The Basics of Poker

Poker is a card game that involves betting between players. Some players may choose to bluff, or bet that they have a good hand when they don’t. Others may call (match) a bet made by another player, hoping to win the pot. Eventually, all players will show their cards and the person with the best hand wins the pot.

There are many variations of the game, but all of them have some things in common. Each game requires a table, chairs and chips, or “money” to represent different amounts of money. The chips are used instead of actual cash because they are easier to stack, count and make change with. They also come in a variety of colors to represent different amounts. Regardless of how you decide to play poker, it’s important to understand the rules and how the game is played before you get started.

The game begins with 2 mandatory bets called blinds that are put into the pot by the two players to the left of the dealer. This creates an immediate pot and encourages competition. Once the blinds are placed, everyone gets dealt 2 cards, face down (hidden from other players). These are called your hole or pocket cards. Once everyone has their hole cards, 3 more cards are dealt face up on the table, this is called the flop. A new round of betting then takes place, starting with the player to the left of the big blind.

A full house contains 3 matching cards of one rank and two matching cards of another rank. A flush is 5 cards of consecutive rank, all from the same suit. A straight is 5 cards in a sequence, but they can be from different suits. Three of a kind is 3 cards of the same rank and two unmatched cards. Two pair is two cards of the same rank and one unmatched card. The highest ranking hand is the Royal flush, which consists of the five highest cards in your hand.

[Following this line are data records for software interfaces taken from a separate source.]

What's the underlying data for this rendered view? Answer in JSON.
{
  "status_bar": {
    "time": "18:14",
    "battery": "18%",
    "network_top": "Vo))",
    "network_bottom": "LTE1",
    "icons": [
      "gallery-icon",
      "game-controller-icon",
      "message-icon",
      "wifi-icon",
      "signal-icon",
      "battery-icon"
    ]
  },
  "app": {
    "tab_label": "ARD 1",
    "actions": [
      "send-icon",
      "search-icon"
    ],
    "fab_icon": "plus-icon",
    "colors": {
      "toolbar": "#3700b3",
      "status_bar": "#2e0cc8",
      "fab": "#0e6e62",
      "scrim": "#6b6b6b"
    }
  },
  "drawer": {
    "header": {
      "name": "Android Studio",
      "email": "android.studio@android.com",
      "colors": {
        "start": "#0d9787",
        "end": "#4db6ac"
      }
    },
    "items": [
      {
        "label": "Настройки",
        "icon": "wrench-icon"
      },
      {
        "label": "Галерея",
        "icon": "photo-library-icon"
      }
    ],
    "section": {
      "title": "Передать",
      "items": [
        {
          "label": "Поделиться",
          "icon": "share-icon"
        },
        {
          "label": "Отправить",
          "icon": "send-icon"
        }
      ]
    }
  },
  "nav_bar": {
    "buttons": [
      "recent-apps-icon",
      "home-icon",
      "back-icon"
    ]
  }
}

Bluffing is an integral part of poker, but it’s not recommended for beginners. It’s difficult to judge relative hand strength without the context of a given situation and can lead to some pretty embarrassing mistakes. It’s also important to remember that even if you bluff successfully, you won’t be winning many pots right away!

You should also study some charts so you know which hands beat which. This will help you figure out how much to bet on certain hands, and it will allow you to spot potential bluffs. For example, a straight will beat a flush and three of a kind will beat two pair. Also, it’s important to note that the higher your hand is, the more likely it is to win. That’s why it is important to always bet on strong hands and fold weak ones. Otherwise, you will never improve your poker skills! If you are willing to invest the time and effort, you can become a great poker player.